Media Writing



Bradys Bunch

Shenandoah stresses the importance of community service with their many projects and service days.  The athletics department likes to further this importance with having every team do three community service projects a year and at the end of the year rewarding the team with the biggest projects and most community service hours at the Buzzys (the Shenandoah version of the ESPYs).

Some athletes like to set up certain service projects for their team for reasons near and dear to them.  Sophomore Business Administration major Luke Nasman on baseball introduced his athletic team to his service team “Brady’s Bunch.”

Nasman’s nephew, Brady was diagnosed with cancer at two years old and passed away at four and has been a “passion since then” to help others and find a cure.  This made Nasman start the team for St. Jude’s Children Hospital called Brady’s Bunch with the slogan “Be a Brady” reminding people to live everyday like him.

Nasman said “anything I can do to help put a smile on their face” about helping the children at St. Judes.  He holds multiple fundraisers each year including: selling bracelets with “Brady’s Bunch” printed on them, gives toys to the children every year on Christmas and Brady’s birthday, and has a green out day at his high school.  Doing all this service Nasman says “it puts your own life in perspective.”

Nasman remembers his nephew through service and on the diamond.  He wears number 4 because that is when Brady passed away.    He also writes his initials on his wrist before games and looks at his bat then sky when at bat.

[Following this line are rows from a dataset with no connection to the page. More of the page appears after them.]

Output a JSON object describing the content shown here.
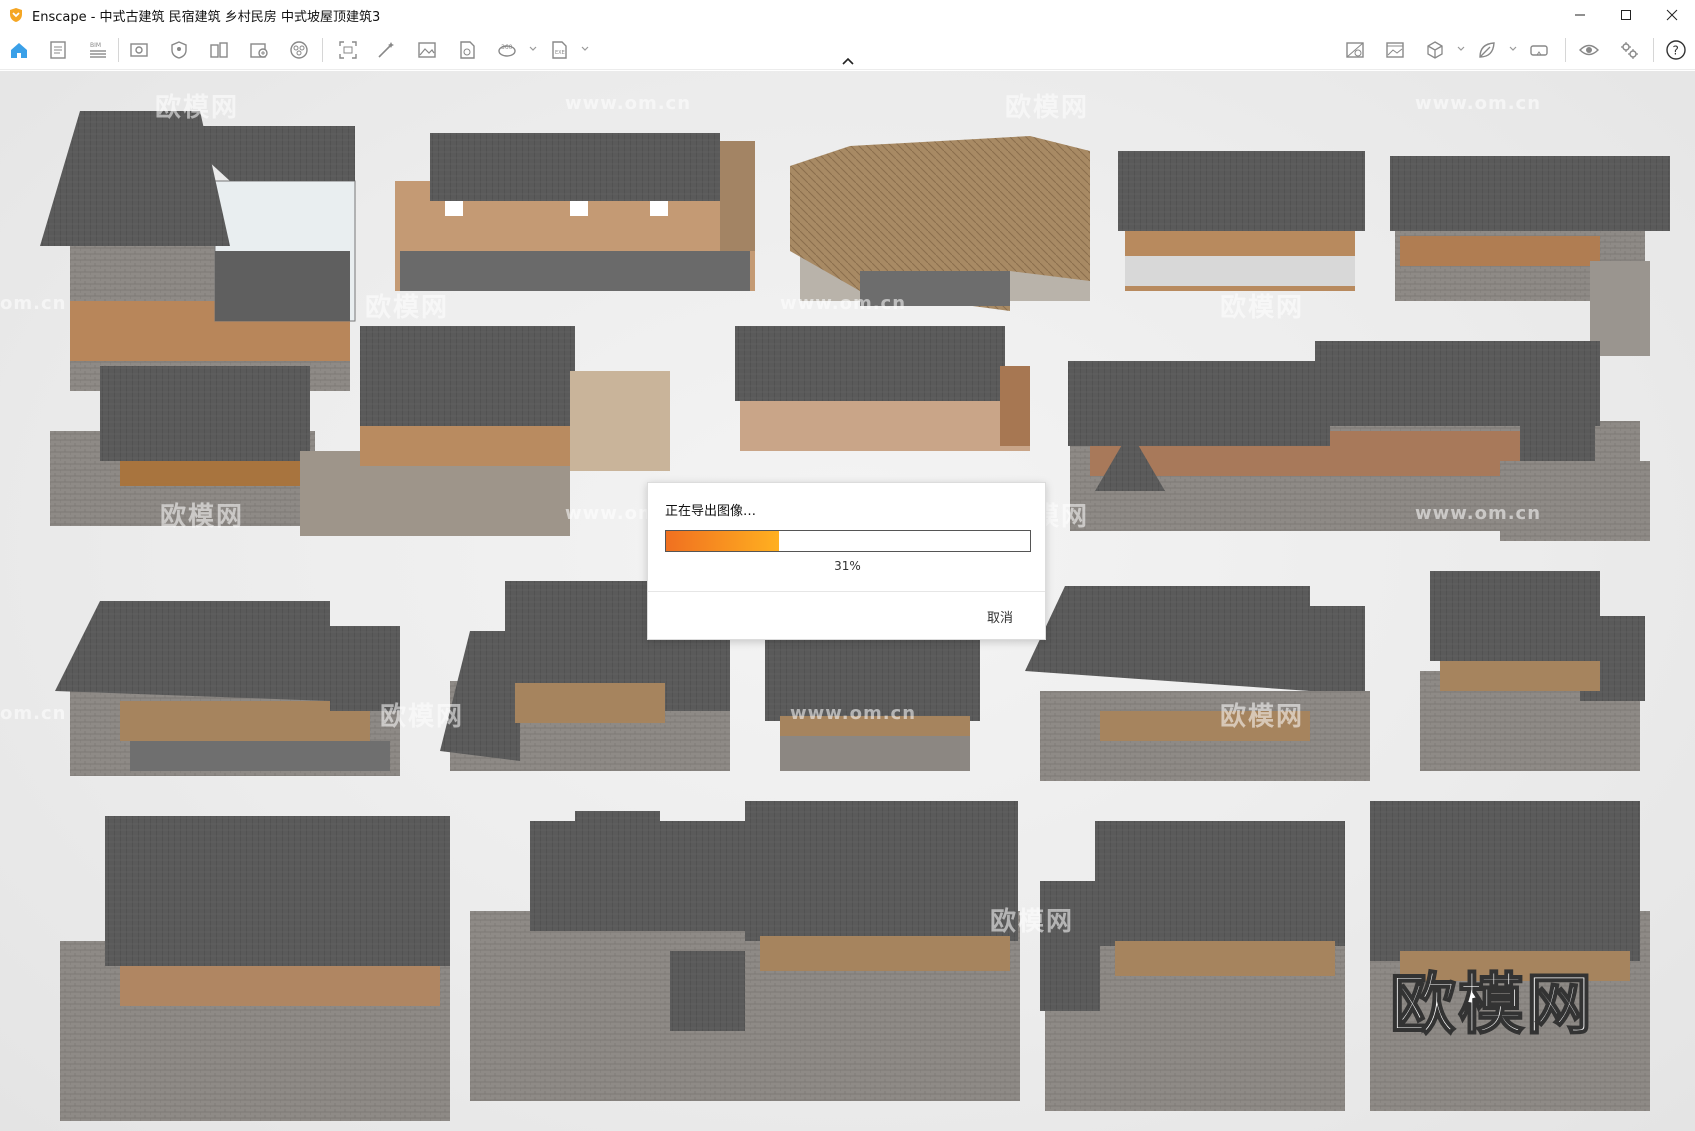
{
  "window": {
    "title": "Enscape - 中式古建筑 民宿建筑 乡村民房 中式坡屋顶建筑3",
    "logo_color": "#f5a623",
    "controls": [
      "minimize",
      "maximize",
      "close"
    ]
  },
  "toolbar": {
    "left_tools": [
      {
        "name": "home-icon",
        "label": "Home"
      },
      {
        "name": "document-icon",
        "label": "Documents"
      },
      {
        "name": "bim-icon",
        "label": "BIM"
      },
      {
        "name": "view-icon",
        "label": "View"
      },
      {
        "name": "shield-icon",
        "label": "Safe Frame"
      },
      {
        "name": "views-icon",
        "label": "Views"
      },
      {
        "name": "asset-library-icon",
        "label": "Asset Library"
      },
      {
        "name": "materials-icon",
        "label": "Materials"
      },
      {
        "name": "screenshot-icon",
        "label": "Screenshot"
      },
      {
        "name": "magic-wand-icon",
        "label": "Batch Rendering"
      },
      {
        "name": "image-icon",
        "label": "Render Image"
      },
      {
        "name": "panorama-file-icon",
        "label": "Panorama"
      },
      {
        "name": "360-panorama-icon",
        "label": "360 Panorama"
      },
      {
        "name": "export-file-icon",
        "label": "Export"
      }
    ],
    "right_tools": [
      {
        "name": "image-compare-icon",
        "label": "Image"
      },
      {
        "name": "gallery-icon",
        "label": "Gallery"
      },
      {
        "name": "cube-icon",
        "label": "Cube"
      },
      {
        "name": "leaf-icon",
        "label": "Leaf"
      },
      {
        "name": "vr-headset-icon",
        "label": "VR"
      },
      {
        "name": "eye-icon",
        "label": "Eye"
      },
      {
        "name": "settings-icon",
        "label": "Settings"
      },
      {
        "name": "help-icon",
        "label": "Help"
      }
    ]
  },
  "viewport": {
    "watermarks": [
      "欧模网",
      "www.om.cn",
      "欧模网",
      "www.om.cn",
      "om.cn",
      "欧模网",
      "www.om.cn",
      "欧模网",
      "欧模网",
      "www.om.cn",
      "欧模网",
      "www.om.cn",
      "om.cn",
      "欧模网",
      "www.om.cn",
      "欧模网",
      "欧模网"
    ],
    "brand_watermark": "欧模网",
    "roof_color": "#5c5c5c",
    "wood_color": "#a0704a",
    "stone_color": "#8e8a86"
  },
  "export_dialog": {
    "title": "正在导出图像…",
    "progress_percent": 31,
    "progress_label": "31%",
    "cancel_label": "取消",
    "progress_color_start": "#f07020",
    "progress_color_end": "#ffb020"
  }
}
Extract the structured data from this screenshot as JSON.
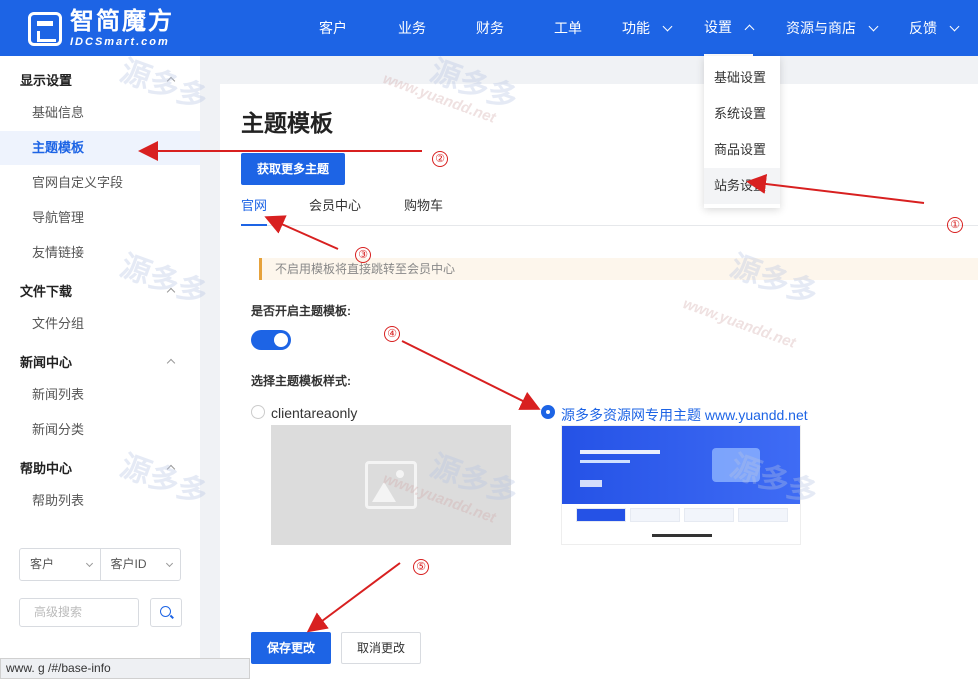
{
  "brand": {
    "name_cn": "智简魔方",
    "name_en": "IDCSmart.com"
  },
  "nav": {
    "items": [
      {
        "label": "客户"
      },
      {
        "label": "业务"
      },
      {
        "label": "财务"
      },
      {
        "label": "工单"
      },
      {
        "label": "功能"
      },
      {
        "label": "设置"
      },
      {
        "label": "资源与商店"
      },
      {
        "label": "反馈"
      }
    ],
    "dropdown": [
      "基础设置",
      "系统设置",
      "商品设置",
      "站务设置"
    ]
  },
  "sidebar": {
    "groups": [
      {
        "title": "显示设置",
        "items": [
          "基础信息",
          "主题模板",
          "官网自定义字段",
          "导航管理",
          "友情链接"
        ]
      },
      {
        "title": "文件下载",
        "items": [
          "文件分组"
        ]
      },
      {
        "title": "新闻中心",
        "items": [
          "新闻列表",
          "新闻分类"
        ]
      },
      {
        "title": "帮助中心",
        "items": [
          "帮助列表"
        ]
      }
    ],
    "filter_type": "客户",
    "filter_field": "客户ID",
    "search_placeholder": "高级搜索"
  },
  "main": {
    "title": "主题模板",
    "more_button": "获取更多主题",
    "tabs": [
      "官网",
      "会员中心",
      "购物车"
    ],
    "notice": "不启用模板将直接跳转至会员中心",
    "enable_label": "是否开启主题模板:",
    "style_label": "选择主题模板样式:",
    "options": [
      {
        "label": "clientareaonly",
        "selected": false
      },
      {
        "label": "源多多资源网专用主题 www.yuandd.net",
        "selected": true
      }
    ],
    "save_button": "保存更改",
    "cancel_button": "取消更改"
  },
  "annotations": [
    "①",
    "②",
    "③",
    "④",
    "⑤"
  ],
  "watermark": {
    "text": "源多多",
    "url": "www.yuandd.net"
  },
  "statusbar": "www.  g   /#/base-info",
  "colors": {
    "primary": "#1d64e5",
    "annotation": "#d82020"
  }
}
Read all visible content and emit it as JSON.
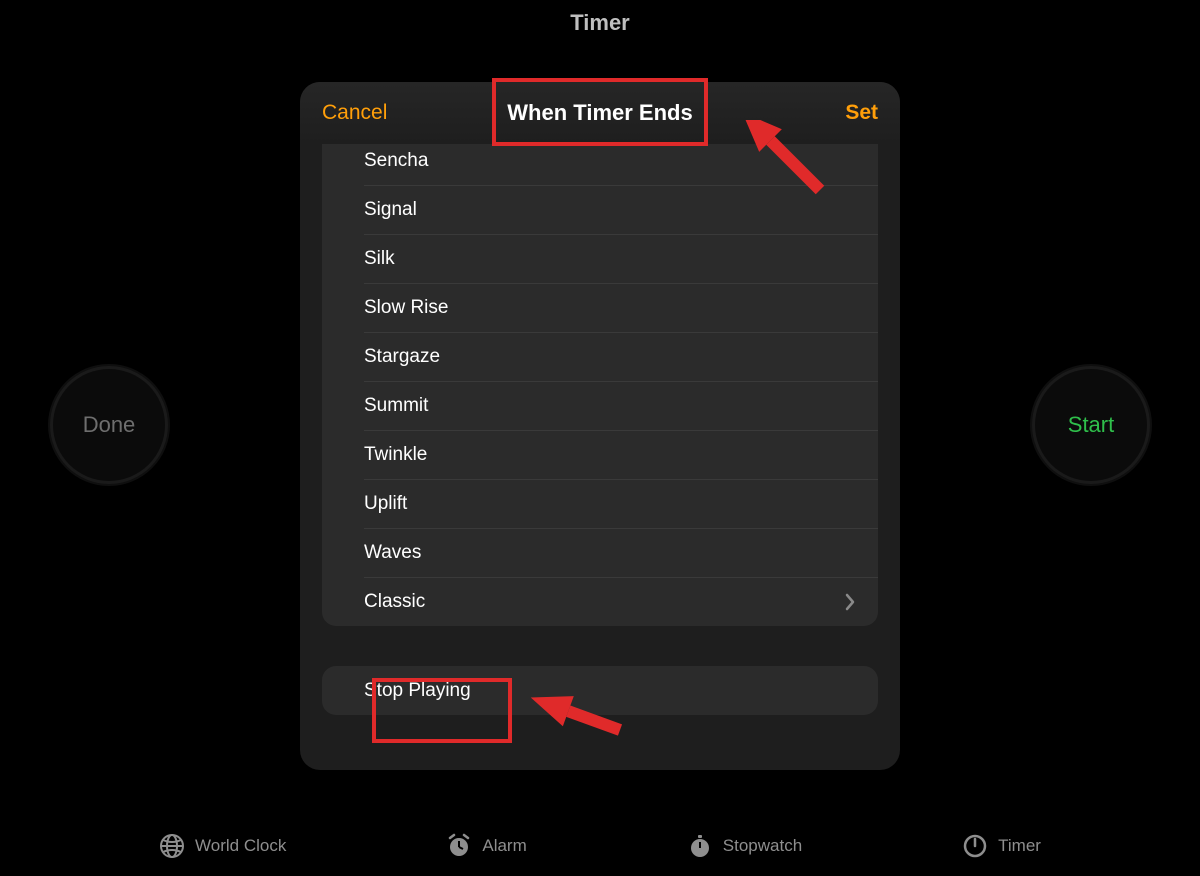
{
  "page_title": "Timer",
  "buttons": {
    "done": "Done",
    "start": "Start"
  },
  "sheet": {
    "cancel": "Cancel",
    "set": "Set",
    "title": "When Timer Ends",
    "rows": [
      {
        "label": "Sencha"
      },
      {
        "label": "Signal"
      },
      {
        "label": "Silk"
      },
      {
        "label": "Slow Rise"
      },
      {
        "label": "Stargaze"
      },
      {
        "label": "Summit"
      },
      {
        "label": "Twinkle"
      },
      {
        "label": "Uplift"
      },
      {
        "label": "Waves"
      },
      {
        "label": "Classic",
        "disclosure": true
      }
    ],
    "stop_playing": "Stop Playing"
  },
  "tabs": {
    "world_clock": "World Clock",
    "alarm": "Alarm",
    "stopwatch": "Stopwatch",
    "timer": "Timer"
  },
  "colors": {
    "accent_orange": "#ff9f0a",
    "accent_green": "#2fbf4b",
    "annotation_red": "#e02a2a"
  }
}
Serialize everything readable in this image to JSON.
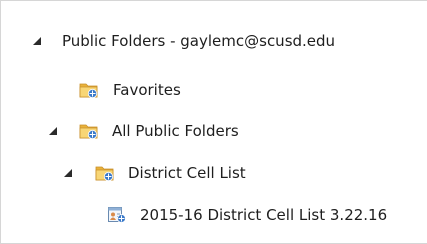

It is important to give back to the community and find an organization you’re passionate about.  Nasman says “you can’t take today for granted, it feels good to give back.”  Shenandoah talks about being a global citizen and being a global citizen means you give back to the community and to those who need it.




This semester was a long and stressful one.  Starting junior year means taking all upper level courses and having to actually think about the future.  Taking Media Writing was no different than any other upper level course (except a lot more writing.)

Going into this class I figured I would just be writing a lot, which I already do for the paper.  I went into this class thinking “Okay, going to tune up my writing and editing skills.”  I did not think I would get much more out of this class.

What I did get out of this class was a whole different perspective of writing.  I never learned to have one focus or how to write a lede before this class.  Now I’m always conscious about the lede and focus when writing articles for the paper and for anything really.

I also learned that there are many other professions for writing than journalism.  You just need to find your niche and do that.  Through this class with all the different types of writing we did I tried to find what I want to do with my future.

I realized that even though I love to lie (I limit it to just dumb boys at parties now) fiction might not be what I want to do.  Even though I would love to just sit down and write a book anywhere in the world, I don’t necessarily have the patience for that.  But I’ve always put my own feelings and thoughts in my writing even if it was technically fiction (you need to go through a first heart break before writing about one) and doing something like our narratives.  Being able to have someone else’s story and writing it for them could be something I’m interested in and it is a type of writing I’ve gotten into lately with “99 Stories of the Game” which is the one and only Wayne Gretzky’s voice and with the “Loyal Lieutenant” which is George Hincapie’s voice.  Would I want to write an athletes story? Maybe not unless Gordie Howe could come back from the dead.  But so many people have insane stories they could talk about and I could write,(ghost stories and supernatural experiences would be cool) it would be like mashing my two types of writing together.

I basically learned that writing is something that I would want to go into in the future (the whole 18 months future).  I also learned video making is hard and takes a long time, and if I need to do it to get a job I will (I’ll need money for all my eating) but it would be nice to steer clear of video making.


Women’s Lacrosse Girls on The Run 5K